The maintenance payment was not made during the time that Harrington & Smith was the attorney of record for the patent, according to Brown University.
But in the latest twist in the case, Harrington & Smith is pointing the blame at the university’s then in-house patent counsel, Luann Cserr, and the firm filed a third-party complaint against her on June 30. Brown said that it employed Cserr, who did not respond to a request for comment, as its in-house patent counsel from 2007 until terminating her employment March 31, 2009.
The Shelton firm acknowledges that it agreed to resume responsibility for keeping up the maintenance fee on the microscope patent, but not until August 2009. At that point, the firm said, it did not know that the patent had already expired under Cserr’s watch.
The law firm’s counsel, Jonathan Tabasky of Manion Gaynor & Manning in Boston, said in an emailed statement that “the firm denies that it had any responsibility for ensuring payment of the patent’s maintenance which was due in 2009, and will establish through the litigation that responsibility for the 2009 payment was with the university and its former in-house counsel.”
James Green, deputy counsel at Brown, did not respond to a request for comment.
According to court documents, correspondence about the patent routinely went to Cserr’s home address during her time at the university and afterward too.
Harrington & Smith’s third-party claim says that “when Brown eventually realized that Luann Cserr was the one and only individual with access to the information associated with the [patent],” Brown requested a list of patent cases from Cserr. But she refused to provide it.
During “this stonewall from its former attorney,” the university did not learn that the patent had expired, according to the law firm. Cserr also never notified the university that the patent had expired.
“Cserr owed Brown a duty to manage the post-issuance matters of its U.S.-issued patents, including payment of the first maintenance fee for the … patent, which came due while Cserr served as Brown’s in-house patent attorney,” Harrington & Smith said in court documents.

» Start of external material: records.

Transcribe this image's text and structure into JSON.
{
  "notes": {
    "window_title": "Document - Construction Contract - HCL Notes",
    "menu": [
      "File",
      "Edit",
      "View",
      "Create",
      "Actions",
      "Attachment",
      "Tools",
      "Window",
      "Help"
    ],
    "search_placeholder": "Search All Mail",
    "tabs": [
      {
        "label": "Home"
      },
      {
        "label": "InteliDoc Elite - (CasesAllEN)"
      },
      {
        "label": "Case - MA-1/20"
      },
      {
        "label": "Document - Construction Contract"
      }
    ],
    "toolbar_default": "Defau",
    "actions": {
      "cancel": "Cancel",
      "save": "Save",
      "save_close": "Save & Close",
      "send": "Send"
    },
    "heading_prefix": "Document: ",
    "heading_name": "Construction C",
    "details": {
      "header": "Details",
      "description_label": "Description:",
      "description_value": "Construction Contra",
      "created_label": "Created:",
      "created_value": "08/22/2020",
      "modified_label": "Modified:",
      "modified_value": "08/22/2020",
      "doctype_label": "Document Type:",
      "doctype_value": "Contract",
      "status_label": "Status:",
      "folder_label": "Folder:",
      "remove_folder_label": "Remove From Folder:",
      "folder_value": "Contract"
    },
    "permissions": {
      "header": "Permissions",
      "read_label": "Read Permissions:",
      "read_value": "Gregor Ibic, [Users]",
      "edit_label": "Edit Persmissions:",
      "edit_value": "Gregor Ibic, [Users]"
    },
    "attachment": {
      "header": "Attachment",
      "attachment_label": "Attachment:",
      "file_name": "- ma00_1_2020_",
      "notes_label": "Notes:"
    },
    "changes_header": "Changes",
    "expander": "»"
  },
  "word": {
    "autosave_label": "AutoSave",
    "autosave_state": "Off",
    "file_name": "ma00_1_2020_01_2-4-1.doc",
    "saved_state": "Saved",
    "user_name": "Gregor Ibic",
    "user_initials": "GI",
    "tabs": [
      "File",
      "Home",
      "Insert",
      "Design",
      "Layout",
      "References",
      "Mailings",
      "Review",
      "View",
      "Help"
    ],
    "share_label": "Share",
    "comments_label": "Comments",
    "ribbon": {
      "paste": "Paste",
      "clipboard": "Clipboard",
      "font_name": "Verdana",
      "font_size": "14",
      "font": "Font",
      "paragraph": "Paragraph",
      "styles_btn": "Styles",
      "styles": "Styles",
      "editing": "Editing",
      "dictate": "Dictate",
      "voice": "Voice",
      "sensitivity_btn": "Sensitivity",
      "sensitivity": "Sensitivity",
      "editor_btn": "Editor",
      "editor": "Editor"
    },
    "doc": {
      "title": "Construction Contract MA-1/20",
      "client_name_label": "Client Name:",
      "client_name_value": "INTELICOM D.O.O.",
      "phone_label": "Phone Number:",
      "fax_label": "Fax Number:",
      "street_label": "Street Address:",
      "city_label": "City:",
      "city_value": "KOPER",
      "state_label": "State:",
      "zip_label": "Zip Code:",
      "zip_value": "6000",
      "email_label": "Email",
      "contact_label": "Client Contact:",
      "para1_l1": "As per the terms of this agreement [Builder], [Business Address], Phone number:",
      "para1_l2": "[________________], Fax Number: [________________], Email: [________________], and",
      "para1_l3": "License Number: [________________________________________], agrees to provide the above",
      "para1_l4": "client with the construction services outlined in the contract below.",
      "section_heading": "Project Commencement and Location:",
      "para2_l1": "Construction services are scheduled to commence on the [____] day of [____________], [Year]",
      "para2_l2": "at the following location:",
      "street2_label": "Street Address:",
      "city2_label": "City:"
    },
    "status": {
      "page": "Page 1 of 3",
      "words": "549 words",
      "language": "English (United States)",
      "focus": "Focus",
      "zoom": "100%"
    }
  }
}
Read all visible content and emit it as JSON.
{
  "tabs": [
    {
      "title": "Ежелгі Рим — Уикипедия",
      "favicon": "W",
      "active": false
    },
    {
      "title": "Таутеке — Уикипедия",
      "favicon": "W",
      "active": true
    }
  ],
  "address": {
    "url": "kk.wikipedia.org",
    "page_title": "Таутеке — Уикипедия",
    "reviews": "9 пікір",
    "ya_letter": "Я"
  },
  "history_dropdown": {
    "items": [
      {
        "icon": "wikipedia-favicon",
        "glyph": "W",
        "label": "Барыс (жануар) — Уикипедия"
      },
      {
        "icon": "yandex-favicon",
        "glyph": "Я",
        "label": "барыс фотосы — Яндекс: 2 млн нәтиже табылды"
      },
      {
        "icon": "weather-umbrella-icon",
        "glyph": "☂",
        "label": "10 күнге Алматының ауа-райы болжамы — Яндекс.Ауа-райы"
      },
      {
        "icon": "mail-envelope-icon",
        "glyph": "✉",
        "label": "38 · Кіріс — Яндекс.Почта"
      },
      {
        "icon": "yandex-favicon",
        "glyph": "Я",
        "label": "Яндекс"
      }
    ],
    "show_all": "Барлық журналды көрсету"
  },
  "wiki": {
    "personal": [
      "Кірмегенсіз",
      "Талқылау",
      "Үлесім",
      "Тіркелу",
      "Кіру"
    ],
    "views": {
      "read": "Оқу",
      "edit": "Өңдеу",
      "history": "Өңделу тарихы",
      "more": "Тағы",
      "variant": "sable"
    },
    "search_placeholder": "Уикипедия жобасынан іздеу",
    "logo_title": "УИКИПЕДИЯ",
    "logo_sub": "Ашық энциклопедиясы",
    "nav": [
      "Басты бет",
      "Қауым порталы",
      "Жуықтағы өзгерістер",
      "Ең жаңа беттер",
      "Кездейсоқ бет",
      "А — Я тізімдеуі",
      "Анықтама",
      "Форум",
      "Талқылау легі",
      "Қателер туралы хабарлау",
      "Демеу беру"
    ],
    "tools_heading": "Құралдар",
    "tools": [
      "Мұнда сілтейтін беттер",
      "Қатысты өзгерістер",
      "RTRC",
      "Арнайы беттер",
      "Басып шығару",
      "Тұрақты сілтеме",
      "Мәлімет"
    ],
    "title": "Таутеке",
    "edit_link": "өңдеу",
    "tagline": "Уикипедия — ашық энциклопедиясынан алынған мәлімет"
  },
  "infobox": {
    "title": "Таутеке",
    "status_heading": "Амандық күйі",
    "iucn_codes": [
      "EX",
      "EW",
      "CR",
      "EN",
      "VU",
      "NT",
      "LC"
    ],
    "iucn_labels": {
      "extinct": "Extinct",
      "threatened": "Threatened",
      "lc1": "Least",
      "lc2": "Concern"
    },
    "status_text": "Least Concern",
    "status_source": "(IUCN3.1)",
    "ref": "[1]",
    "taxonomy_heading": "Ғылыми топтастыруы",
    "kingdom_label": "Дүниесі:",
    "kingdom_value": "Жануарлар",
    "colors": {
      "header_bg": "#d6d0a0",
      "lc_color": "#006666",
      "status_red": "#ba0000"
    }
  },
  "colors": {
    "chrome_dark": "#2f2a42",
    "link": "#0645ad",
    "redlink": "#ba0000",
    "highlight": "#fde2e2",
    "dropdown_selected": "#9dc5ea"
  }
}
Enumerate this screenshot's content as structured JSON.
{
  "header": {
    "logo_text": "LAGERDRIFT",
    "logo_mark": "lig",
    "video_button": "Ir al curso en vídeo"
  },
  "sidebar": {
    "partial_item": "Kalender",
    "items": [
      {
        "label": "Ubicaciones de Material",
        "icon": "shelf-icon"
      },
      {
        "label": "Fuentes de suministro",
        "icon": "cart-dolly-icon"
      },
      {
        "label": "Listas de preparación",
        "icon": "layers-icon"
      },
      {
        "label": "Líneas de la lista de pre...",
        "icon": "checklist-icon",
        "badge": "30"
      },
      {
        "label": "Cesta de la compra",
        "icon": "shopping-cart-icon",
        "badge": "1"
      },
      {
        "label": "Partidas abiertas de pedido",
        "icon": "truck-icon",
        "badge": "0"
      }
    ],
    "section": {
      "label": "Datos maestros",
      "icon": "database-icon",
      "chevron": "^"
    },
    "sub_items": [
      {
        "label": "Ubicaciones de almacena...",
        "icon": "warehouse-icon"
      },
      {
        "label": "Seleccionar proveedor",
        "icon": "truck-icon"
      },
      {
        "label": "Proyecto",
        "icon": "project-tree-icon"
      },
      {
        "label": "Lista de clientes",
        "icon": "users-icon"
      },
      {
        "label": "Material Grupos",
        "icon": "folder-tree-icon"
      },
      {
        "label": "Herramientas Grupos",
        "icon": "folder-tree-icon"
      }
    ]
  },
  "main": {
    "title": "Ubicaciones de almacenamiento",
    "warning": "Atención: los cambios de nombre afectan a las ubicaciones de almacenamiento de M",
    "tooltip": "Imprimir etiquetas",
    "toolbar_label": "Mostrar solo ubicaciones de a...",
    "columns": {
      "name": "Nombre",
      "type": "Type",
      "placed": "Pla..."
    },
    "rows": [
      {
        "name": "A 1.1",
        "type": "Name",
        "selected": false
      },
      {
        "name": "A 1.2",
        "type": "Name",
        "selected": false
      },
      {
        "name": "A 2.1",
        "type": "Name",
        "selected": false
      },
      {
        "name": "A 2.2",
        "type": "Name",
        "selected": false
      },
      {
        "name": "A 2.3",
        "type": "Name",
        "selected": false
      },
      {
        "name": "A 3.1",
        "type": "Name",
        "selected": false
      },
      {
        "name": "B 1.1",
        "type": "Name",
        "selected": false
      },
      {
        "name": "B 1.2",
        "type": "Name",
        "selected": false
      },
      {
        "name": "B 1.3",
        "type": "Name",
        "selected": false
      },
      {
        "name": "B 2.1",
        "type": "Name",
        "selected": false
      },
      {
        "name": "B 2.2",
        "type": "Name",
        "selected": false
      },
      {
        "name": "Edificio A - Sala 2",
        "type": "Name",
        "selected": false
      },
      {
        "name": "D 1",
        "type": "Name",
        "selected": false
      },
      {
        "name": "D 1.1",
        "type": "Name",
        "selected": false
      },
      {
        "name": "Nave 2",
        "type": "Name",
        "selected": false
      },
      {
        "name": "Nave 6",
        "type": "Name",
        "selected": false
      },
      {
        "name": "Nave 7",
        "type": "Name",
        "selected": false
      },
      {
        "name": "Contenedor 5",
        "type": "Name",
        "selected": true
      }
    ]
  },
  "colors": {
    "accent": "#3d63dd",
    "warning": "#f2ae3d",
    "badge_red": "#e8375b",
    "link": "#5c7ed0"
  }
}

After Cserr’s employment was terminated, Brown said it sought to reassign the timely payment of maintenance fees to the attorneys who had prosecuted those patents. According to Brown, the duty to maintain the patent shifted back from Cserr to Harrington & Smith after the law firm accepted the duty of notifying Brown about the maintenance fees coming due for all of the university’s patents.
Harrington & Smith should have reminded Brown of the ultimate Aug. 16, 2009, deadline (the end of a six-month grace period following the Feb. 16 due date) for the maintenance fee on the patent to be paid, the university argued. And Harrington & Smith should have reminded the university that the failure to make a timely payment would lead to the patent’s expiration, the university added.
“It is the custom and practice of a reasonably prudent patent attorney to maintain a ‘docket’ listing all matters they are working on, or have worked on, to keep track of deadlines such as maintenance payments,” the university said in its complaint. “This custom and practice includes reminding patent owners and inventors of maintenance fee payment deadlines throughout the life of the patent and confirming the client’s continued intention to maintain the patent in force.”
However, the Shelton firm alleges that it had to wait 22 days for a Brown employee to confirm the change of addresses should be filed for all of Brown’s patents. According to Harrington & Smith, the employee confirmed 10 days after the patent for the microscope had expired.
Harrington & Smith counters that it was Cserr, the former in-house counsel, who failed to maintain the patent, failed to notify anyone at Brown that the patent had expired, and failed to change the address associated with the patent from her home address after she was terminated by Brown.
Brown’s new patent counsel, Lawson & Weitzen in Boston, recently was able to reinstate the patent for the magnetic microscope.•